[THE TASK]:
What you return should match the data exactly, from the first line to the last.

[App and web page records]
== Segment start ==

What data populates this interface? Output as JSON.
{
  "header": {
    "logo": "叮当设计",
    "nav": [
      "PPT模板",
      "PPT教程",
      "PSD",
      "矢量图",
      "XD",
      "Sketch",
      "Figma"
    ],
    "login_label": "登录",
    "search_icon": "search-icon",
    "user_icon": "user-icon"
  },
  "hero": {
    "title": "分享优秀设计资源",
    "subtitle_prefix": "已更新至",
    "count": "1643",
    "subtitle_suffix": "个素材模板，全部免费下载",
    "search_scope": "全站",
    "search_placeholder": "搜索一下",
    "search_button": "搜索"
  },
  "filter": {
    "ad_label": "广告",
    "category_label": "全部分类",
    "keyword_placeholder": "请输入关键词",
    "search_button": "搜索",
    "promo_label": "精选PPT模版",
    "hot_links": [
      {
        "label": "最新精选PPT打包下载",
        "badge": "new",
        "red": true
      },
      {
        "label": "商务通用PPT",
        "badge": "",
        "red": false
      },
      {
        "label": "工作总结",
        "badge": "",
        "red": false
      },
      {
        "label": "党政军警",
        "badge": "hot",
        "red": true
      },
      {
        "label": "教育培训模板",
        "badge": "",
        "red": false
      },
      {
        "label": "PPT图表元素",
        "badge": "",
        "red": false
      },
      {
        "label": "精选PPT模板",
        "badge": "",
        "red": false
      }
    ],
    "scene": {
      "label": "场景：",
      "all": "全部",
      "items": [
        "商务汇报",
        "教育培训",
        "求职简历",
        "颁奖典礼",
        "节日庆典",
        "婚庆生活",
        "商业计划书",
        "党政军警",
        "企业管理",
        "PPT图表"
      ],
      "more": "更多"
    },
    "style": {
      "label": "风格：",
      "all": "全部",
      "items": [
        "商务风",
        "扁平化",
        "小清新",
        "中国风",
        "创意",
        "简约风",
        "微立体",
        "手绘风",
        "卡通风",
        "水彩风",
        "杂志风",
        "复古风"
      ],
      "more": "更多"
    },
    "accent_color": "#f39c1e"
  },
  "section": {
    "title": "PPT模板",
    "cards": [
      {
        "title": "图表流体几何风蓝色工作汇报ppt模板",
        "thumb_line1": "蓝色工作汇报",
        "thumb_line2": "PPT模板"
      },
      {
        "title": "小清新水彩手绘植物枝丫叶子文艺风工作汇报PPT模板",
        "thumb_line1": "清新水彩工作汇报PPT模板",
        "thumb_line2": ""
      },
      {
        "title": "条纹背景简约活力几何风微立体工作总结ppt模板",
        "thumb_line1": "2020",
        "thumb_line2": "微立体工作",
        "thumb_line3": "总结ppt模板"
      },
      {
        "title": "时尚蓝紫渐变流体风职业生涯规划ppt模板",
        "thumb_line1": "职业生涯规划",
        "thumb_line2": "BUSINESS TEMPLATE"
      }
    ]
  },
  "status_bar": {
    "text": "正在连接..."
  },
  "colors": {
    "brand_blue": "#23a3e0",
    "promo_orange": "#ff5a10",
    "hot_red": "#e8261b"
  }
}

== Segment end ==

[SOLUTION TO THIS EXERCISE]:
What data populates this interface? Output as JSON.
{
  "header": {
    "logo": "叮当设计",
    "nav": [
      "PPT模板",
      "PPT教程",
      "PSD",
      "矢量图",
      "XD",
      "Sketch",
      "Figma"
    ],
    "login_label": "登录",
    "search_icon": "search-icon",
    "user_icon": "user-icon"
  },
  "hero": {
    "title": "分享优秀设计资源",
    "subtitle_prefix": "已更新至",
    "count": "1643",
    "subtitle_suffix": "个素材模板，全部免费下载",
    "search_scope": "全站",
    "search_placeholder": "搜索一下",
    "search_button": "搜索"
  },
  "filter": {
    "ad_label": "广告",
    "category_label": "全部分类",
    "keyword_placeholder": "请输入关键词",
    "search_button": "搜索",
    "promo_label": "精选PPT模版",
    "hot_links": [
      {
        "label": "最新精选PPT打包下载",
        "badge": "new",
        "red": true
      },
      {
        "label": "商务通用PPT",
        "badge": "",
        "red": false
      },
      {
        "label": "工作总结",
        "badge": "",
        "red": false
      },
      {
        "label": "党政军警",
        "badge": "hot",
        "red": true
      },
      {
        "label": "教育培训模板",
        "badge": "",
        "red": false
      },
      {
        "label": "PPT图表元素",
        "badge": "",
        "red": false
      },
      {
        "label": "精选PPT模板",
        "badge": "",
        "red": false
      }
    ],
    "scene": {
      "label": "场景：",
      "all": "全部",
      "items": [
        "商务汇报",
        "教育培训",
        "求职简历",
        "颁奖典礼",
        "节日庆典",
        "婚庆生活",
        "商业计划书",
        "党政军警",
        "企业管理",
        "PPT图表"
      ],
      "more": "更多"
    },
    "style": {
      "label": "风格：",
      "all": "全部",
      "items": [
        "商务风",
        "扁平化",
        "小清新",
        "中国风",
        "创意",
        "简约风",
        "微立体",
        "手绘风",
        "卡通风",
        "水彩风",
        "杂志风",
        "复古风"
      ],
      "more": "更多"
    },
    "accent_color": "#f39c1e"
  },
  "section": {
    "title": "PPT模板",
    "cards": [
      {
        "title": "图表流体几何风蓝色工作汇报ppt模板",
        "thumb_line1": "蓝色工作汇报",
        "thumb_line2": "PPT模板"
      },
      {
        "title": "小清新水彩手绘植物枝丫叶子文艺风工作汇报PPT模板",
        "thumb_line1": "清新水彩工作汇报PPT模板",
        "thumb_line2": ""
      },
      {
        "title": "条纹背景简约活力几何风微立体工作总结ppt模板",
        "thumb_line1": "2020",
        "thumb_line2": "微立体工作",
        "thumb_line3": "总结ppt模板"
      },
      {
        "title": "时尚蓝紫渐变流体风职业生涯规划ppt模板",
        "thumb_line1": "职业生涯规划",
        "thumb_line2": "BUSINESS TEMPLATE"
      }
    ]
  },
  "status_bar": {
    "text": "正在连接..."
  },
  "colors": {
    "brand_blue": "#23a3e0",
    "promo_orange": "#ff5a10",
    "hot_red": "#e8261b"
  }
}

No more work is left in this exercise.